This time-tested disposition structure, which is best for those who have little or no debt on their properties, does not get the attention it deserves. The installment sale is an excellent option for those looking to sell at a market high point, but who don’t have an attractive alternative for redeploying their capital. In an installment sale, the asset is sold and the seller becomes the primary lender for the buyer. The buyer gives the seller a reasonable down payment in cash and then signs a promissory note secured by a 1st deed of trust on the property for the balance. Federal and state taxes on the sale are paid over time in direct proportion to the percentage of the overall gain actually received each year. At today’s prices, monthly mortgage payments usually exceed the market rent the owner would otherwise receive as a landlord, but without the risks of ownership. In the event of a default, the seller can re-acquire fee title to the property through foreclosure and repeat the process. This is a great way to generate steady retirement income secured by an asset in a market the seller knows well.
There are several other alternative strategies available to owners of highly appreciated assets that are more complex and require a team of financial and legal experts. They include Delaware Statutory Trusts, Deferred Sales Trusts and Charitable Remainder Trusts, each offering unique advantages, but with higher cost to structure and manage. They tend to be employed by high net worth investors with more complicated investment portfolios.
The Bottom Line
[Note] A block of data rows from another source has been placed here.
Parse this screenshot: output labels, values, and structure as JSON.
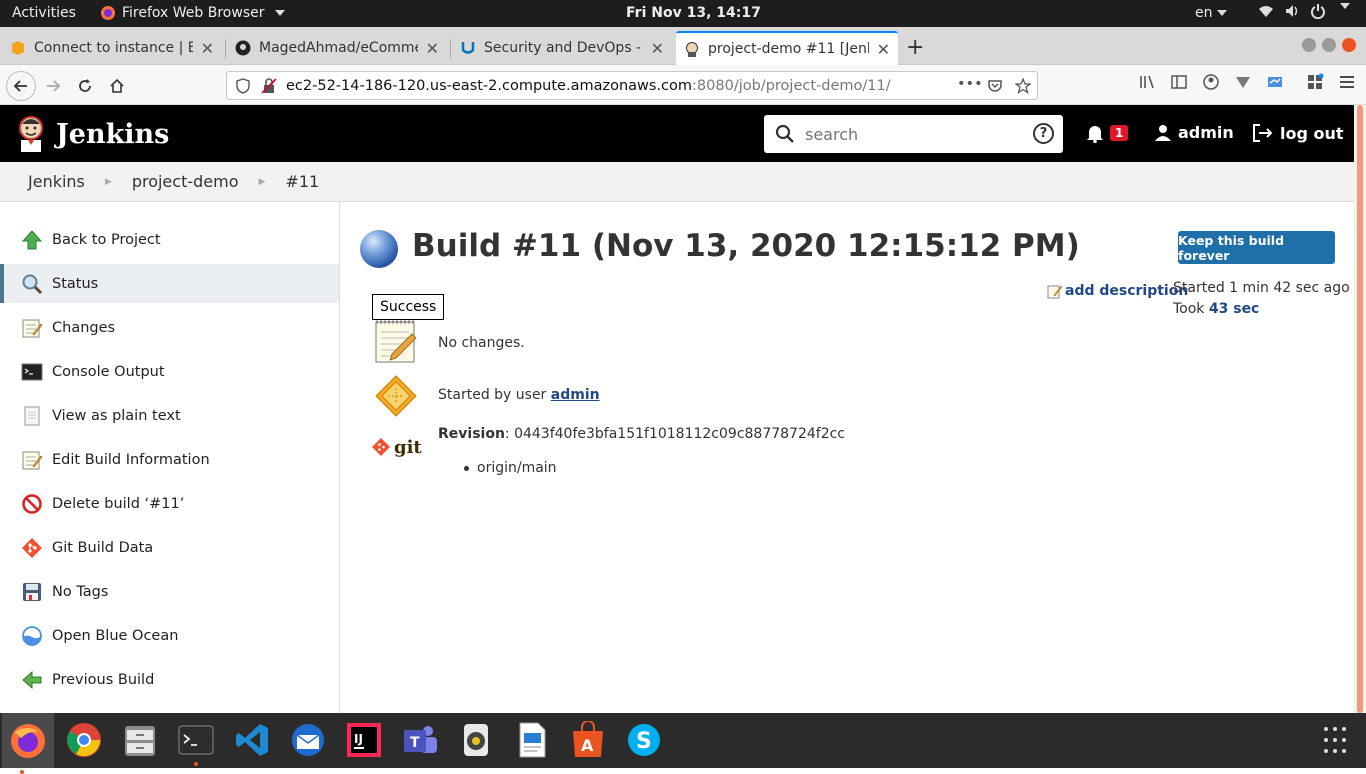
{
  "system_bar": {
    "activities": "Activities",
    "app_name": "Firefox Web Browser",
    "clock": "Fri Nov 13, 14:17",
    "language": "en"
  },
  "browser": {
    "tabs": [
      {
        "title": "Connect to instance | EC2",
        "icon": "aws-icon"
      },
      {
        "title": "MagedAhmad/eCommerce",
        "icon": "github-icon"
      },
      {
        "title": "Security and DevOps - Udacity",
        "icon": "udacity-icon"
      },
      {
        "title": "project-demo #11 [Jenkins]",
        "icon": "jenkins-icon",
        "active": true
      }
    ],
    "url_host": "ec2-52-14-186-120.us-east-2.compute.amazonaws.com",
    "url_path": ":8080/job/project-demo/11/",
    "url_more": "•••"
  },
  "jenkins": {
    "brand": "Jenkins",
    "search_placeholder": "search",
    "help": "?",
    "notification_count": "1",
    "user": "admin",
    "logout": "log out"
  },
  "breadcrumb": [
    "Jenkins",
    "project-demo",
    "#11"
  ],
  "side_tasks": [
    {
      "label": "Back to Project",
      "icon": "up-arrow-icon"
    },
    {
      "label": "Status",
      "icon": "magnifier-icon",
      "selected": true
    },
    {
      "label": "Changes",
      "icon": "notepad-icon"
    },
    {
      "label": "Console Output",
      "icon": "terminal-icon"
    },
    {
      "label": "View as plain text",
      "icon": "document-icon"
    },
    {
      "label": "Edit Build Information",
      "icon": "notepad-icon"
    },
    {
      "label": "Delete build ‘#11’",
      "icon": "no-entry-icon"
    },
    {
      "label": "Git Build Data",
      "icon": "git-icon"
    },
    {
      "label": "No Tags",
      "icon": "save-icon"
    },
    {
      "label": "Open Blue Ocean",
      "icon": "blue-ocean-icon"
    },
    {
      "label": "Previous Build",
      "icon": "left-arrow-icon"
    }
  ],
  "build": {
    "title": "Build #11 (Nov 13, 2020 12:15:12 PM)",
    "keep_button": "Keep this build forever",
    "add_description": "add description",
    "started": "Started 1 min 42 sec ago",
    "took_label": "Took",
    "took_value": "43 sec",
    "status_tooltip": "Success",
    "changes": "No changes.",
    "started_by_prefix": "Started by user",
    "started_by_user": "admin",
    "revision_label": "Revision",
    "revision_value": ": 0443f40fe3bfa151f1018112c09c88778724f2cc",
    "branch": "origin/main"
  },
  "colors": {
    "jenkins_header": "#000000",
    "keep_button": "#1f6fa9",
    "link": "#204a87",
    "notification_badge": "#e0162b"
  }
}
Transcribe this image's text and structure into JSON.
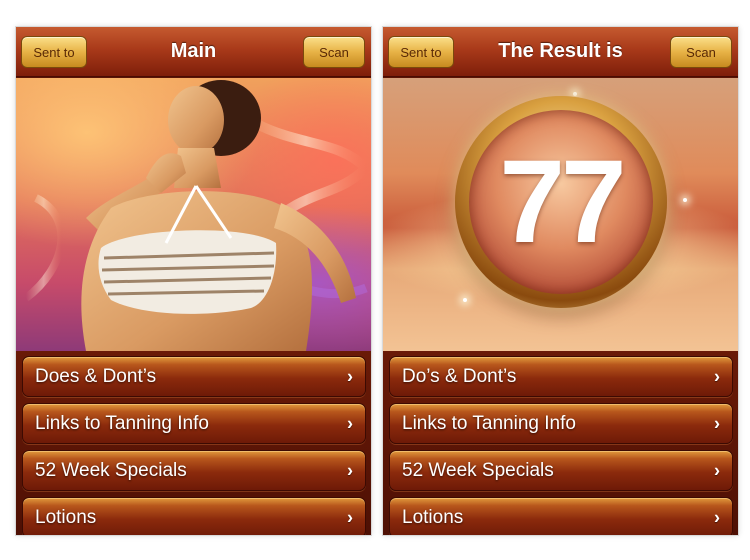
{
  "left_screen": {
    "nav": {
      "left_button": "Sent to",
      "title": "Main",
      "right_button": "Scan"
    },
    "hero_image": "bikini-model-photo",
    "menu": [
      {
        "label": "Does & Dont’s",
        "icon": "chevron-right-icon"
      },
      {
        "label": "Links to Tanning Info",
        "icon": "chevron-right-icon"
      },
      {
        "label": "52 Week Specials",
        "icon": "chevron-right-icon"
      },
      {
        "label": "Lotions",
        "icon": "chevron-right-icon"
      }
    ]
  },
  "right_screen": {
    "nav": {
      "left_button": "Sent to",
      "title": "The Result is",
      "right_button": "Scan"
    },
    "result": {
      "score": "77"
    },
    "menu": [
      {
        "label": "Do’s & Dont’s",
        "icon": "chevron-right-icon"
      },
      {
        "label": "Links to Tanning Info",
        "icon": "chevron-right-icon"
      },
      {
        "label": "52 Week Specials",
        "icon": "chevron-right-icon"
      },
      {
        "label": "Lotions",
        "icon": "chevron-right-icon"
      }
    ]
  },
  "colors": {
    "navbar": "#a93a1a",
    "button_gold": "#e7b246",
    "menu_dark": "#6e1a07",
    "text": "#ffffff"
  },
  "chevron_glyph": "›"
}
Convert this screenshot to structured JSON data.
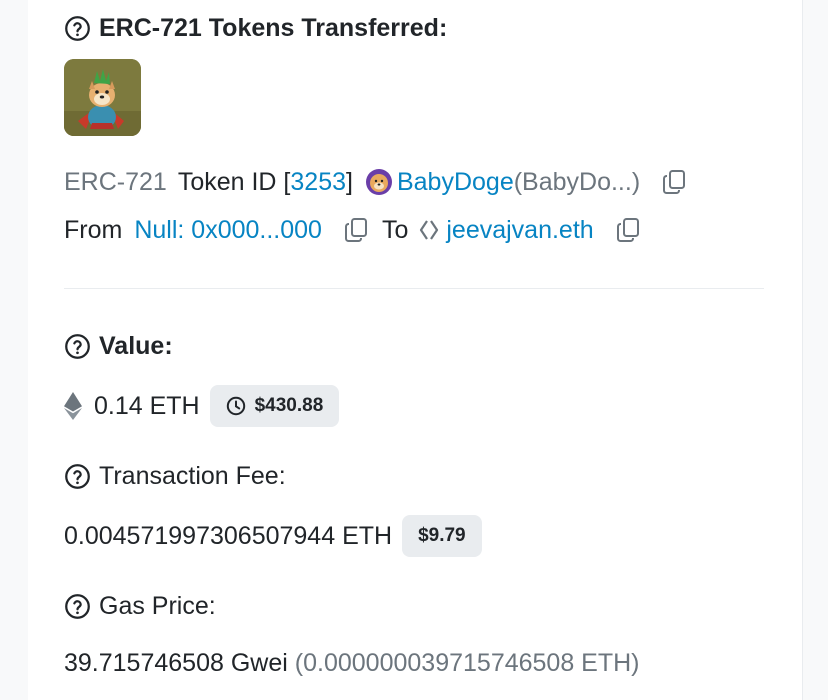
{
  "nft_section": {
    "title": "ERC-721 Tokens Transferred:",
    "standard": "ERC-721",
    "token_id_label": "Token ID [",
    "token_id": "3253",
    "token_id_close": "]",
    "collection_name": "BabyDoge",
    "collection_symbol": "(BabyDo...)",
    "from_label": "From",
    "from_address": "Null: 0x000...000",
    "to_label": "To",
    "to_address": "jeevajvan.eth"
  },
  "value_section": {
    "title": "Value:",
    "amount": "0.14 ETH",
    "usd": "$430.88"
  },
  "fee_section": {
    "title": "Transaction Fee:",
    "amount": "0.004571997306507944 ETH",
    "usd": "$9.79"
  },
  "gas_section": {
    "title": "Gas Price:",
    "gwei": "39.715746508 Gwei",
    "eth": "(0.000000039715746508 ETH)"
  },
  "colors": {
    "link": "#0784c3",
    "text": "#212529",
    "muted": "#6c757d",
    "pill_bg": "#e9ecef"
  }
}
The structure you choose for disposing of real estate assets will be based on your unique circumstances. So, it pays to be up to speed on the upside potential and downside risk of each disposition option so that when a decision is at hand, you choose the path that works best for you. A real estate checkup is a great place to start. Just give us a call to get started. We are here to help.